> Study material

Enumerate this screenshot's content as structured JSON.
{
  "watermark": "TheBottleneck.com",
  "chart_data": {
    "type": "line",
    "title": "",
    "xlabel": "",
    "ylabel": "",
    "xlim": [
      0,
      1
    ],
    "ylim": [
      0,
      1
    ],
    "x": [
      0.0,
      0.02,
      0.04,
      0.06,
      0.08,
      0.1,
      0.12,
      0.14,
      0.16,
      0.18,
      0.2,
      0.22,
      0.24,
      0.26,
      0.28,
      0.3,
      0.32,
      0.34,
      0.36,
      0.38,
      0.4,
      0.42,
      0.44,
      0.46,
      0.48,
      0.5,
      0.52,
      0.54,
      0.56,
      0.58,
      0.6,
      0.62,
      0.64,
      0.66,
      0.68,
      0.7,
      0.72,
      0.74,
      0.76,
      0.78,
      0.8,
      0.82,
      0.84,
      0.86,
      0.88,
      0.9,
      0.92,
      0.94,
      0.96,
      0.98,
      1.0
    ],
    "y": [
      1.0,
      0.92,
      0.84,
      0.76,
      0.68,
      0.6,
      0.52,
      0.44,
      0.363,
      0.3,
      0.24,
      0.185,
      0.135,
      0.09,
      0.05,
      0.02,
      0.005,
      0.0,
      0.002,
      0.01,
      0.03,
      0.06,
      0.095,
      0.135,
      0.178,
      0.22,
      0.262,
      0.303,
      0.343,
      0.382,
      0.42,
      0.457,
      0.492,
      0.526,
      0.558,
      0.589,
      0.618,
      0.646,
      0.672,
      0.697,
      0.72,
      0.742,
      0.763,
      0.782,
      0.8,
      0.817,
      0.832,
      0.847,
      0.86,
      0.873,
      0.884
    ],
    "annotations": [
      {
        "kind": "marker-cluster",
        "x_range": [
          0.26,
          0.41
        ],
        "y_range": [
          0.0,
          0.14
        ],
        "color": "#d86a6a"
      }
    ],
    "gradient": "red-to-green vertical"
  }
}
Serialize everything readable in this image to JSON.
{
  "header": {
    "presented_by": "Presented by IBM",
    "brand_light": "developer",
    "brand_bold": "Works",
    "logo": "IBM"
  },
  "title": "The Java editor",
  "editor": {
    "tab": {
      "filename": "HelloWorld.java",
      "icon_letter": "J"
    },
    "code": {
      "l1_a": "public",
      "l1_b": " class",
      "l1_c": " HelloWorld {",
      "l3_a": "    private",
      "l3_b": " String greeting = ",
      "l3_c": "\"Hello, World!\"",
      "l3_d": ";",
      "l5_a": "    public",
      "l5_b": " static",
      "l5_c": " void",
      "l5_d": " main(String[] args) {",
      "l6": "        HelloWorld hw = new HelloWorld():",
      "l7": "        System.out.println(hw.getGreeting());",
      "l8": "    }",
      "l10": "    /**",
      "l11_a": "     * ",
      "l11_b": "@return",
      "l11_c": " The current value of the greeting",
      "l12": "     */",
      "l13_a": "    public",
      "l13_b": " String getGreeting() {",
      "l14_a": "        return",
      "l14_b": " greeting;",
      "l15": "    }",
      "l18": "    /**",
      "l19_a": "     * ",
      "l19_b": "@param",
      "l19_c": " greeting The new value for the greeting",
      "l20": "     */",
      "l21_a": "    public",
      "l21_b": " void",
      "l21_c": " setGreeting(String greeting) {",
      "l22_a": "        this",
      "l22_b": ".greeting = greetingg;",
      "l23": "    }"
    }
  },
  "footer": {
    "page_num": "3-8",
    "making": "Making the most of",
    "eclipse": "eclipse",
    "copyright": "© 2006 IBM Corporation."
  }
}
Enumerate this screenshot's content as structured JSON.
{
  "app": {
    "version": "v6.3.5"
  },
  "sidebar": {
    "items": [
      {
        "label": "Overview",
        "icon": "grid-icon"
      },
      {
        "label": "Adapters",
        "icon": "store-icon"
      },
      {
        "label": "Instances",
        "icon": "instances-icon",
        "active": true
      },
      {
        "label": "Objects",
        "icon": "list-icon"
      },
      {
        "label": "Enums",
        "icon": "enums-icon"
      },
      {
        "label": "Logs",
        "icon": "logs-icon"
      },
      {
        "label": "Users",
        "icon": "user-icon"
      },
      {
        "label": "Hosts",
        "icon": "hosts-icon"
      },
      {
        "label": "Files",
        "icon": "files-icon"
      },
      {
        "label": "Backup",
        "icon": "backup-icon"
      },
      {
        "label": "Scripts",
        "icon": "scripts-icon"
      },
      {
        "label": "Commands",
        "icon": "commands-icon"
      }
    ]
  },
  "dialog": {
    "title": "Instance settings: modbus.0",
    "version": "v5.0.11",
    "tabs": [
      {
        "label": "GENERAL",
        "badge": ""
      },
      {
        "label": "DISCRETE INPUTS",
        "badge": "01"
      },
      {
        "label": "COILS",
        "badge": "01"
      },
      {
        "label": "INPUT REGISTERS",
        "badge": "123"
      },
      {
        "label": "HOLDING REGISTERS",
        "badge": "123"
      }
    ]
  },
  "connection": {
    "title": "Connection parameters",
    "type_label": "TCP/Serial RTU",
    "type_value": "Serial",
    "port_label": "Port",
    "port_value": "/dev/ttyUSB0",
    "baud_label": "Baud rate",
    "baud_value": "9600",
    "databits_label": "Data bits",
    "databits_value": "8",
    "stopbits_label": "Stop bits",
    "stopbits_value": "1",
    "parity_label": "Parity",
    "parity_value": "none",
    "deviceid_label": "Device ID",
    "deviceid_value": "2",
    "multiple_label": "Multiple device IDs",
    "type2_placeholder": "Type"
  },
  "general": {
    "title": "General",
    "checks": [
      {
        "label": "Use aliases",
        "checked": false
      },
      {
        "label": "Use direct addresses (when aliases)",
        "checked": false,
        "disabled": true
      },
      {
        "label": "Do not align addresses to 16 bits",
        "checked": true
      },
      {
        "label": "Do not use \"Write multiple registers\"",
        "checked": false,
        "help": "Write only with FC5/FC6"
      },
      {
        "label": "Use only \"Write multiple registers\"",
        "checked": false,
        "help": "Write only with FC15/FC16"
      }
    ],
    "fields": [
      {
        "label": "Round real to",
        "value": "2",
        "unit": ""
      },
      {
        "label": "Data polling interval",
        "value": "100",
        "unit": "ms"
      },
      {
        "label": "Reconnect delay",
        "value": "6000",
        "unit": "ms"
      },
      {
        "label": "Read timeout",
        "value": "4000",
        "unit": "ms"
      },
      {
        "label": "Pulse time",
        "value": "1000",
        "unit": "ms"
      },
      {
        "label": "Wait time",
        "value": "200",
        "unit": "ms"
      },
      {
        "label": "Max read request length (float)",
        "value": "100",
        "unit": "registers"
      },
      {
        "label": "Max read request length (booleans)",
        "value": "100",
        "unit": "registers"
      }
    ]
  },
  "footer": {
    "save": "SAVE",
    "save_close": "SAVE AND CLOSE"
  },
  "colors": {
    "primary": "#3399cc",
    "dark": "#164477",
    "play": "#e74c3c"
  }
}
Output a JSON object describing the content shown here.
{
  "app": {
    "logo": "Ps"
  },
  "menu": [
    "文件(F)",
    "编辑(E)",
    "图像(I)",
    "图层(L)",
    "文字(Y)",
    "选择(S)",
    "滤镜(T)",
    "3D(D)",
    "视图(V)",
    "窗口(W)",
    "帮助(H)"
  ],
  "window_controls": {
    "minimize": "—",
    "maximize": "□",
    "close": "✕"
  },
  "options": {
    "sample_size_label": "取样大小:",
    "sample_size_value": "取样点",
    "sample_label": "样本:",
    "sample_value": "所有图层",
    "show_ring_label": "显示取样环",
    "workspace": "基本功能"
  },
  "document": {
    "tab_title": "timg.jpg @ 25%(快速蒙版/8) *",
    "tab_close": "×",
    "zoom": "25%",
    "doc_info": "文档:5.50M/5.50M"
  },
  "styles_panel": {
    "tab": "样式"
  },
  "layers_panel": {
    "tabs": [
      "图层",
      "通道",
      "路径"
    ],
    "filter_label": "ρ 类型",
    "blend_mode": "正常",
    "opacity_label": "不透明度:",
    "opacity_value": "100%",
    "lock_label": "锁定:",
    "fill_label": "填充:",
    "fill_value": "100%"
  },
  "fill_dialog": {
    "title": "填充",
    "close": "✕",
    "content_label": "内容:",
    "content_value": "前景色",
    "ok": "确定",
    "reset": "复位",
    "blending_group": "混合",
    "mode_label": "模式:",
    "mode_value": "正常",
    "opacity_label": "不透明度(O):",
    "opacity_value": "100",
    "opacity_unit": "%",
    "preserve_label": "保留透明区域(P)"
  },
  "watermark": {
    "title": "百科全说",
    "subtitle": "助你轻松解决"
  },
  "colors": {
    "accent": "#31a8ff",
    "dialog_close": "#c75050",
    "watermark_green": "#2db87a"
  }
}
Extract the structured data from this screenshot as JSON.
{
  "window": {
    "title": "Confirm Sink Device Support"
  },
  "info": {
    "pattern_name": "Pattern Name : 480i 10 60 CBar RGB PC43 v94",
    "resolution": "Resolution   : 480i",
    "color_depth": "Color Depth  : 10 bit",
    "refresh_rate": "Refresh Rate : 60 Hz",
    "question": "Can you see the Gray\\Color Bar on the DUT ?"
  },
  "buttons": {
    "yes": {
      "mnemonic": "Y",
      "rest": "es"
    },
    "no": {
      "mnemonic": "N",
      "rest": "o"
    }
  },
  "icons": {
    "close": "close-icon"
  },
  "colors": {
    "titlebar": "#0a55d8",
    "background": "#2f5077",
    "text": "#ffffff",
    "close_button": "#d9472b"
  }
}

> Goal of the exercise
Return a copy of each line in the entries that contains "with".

> Answer box
        "help": "Write only with FC5/FC6"
        "help": "Write only with FC15/FC16"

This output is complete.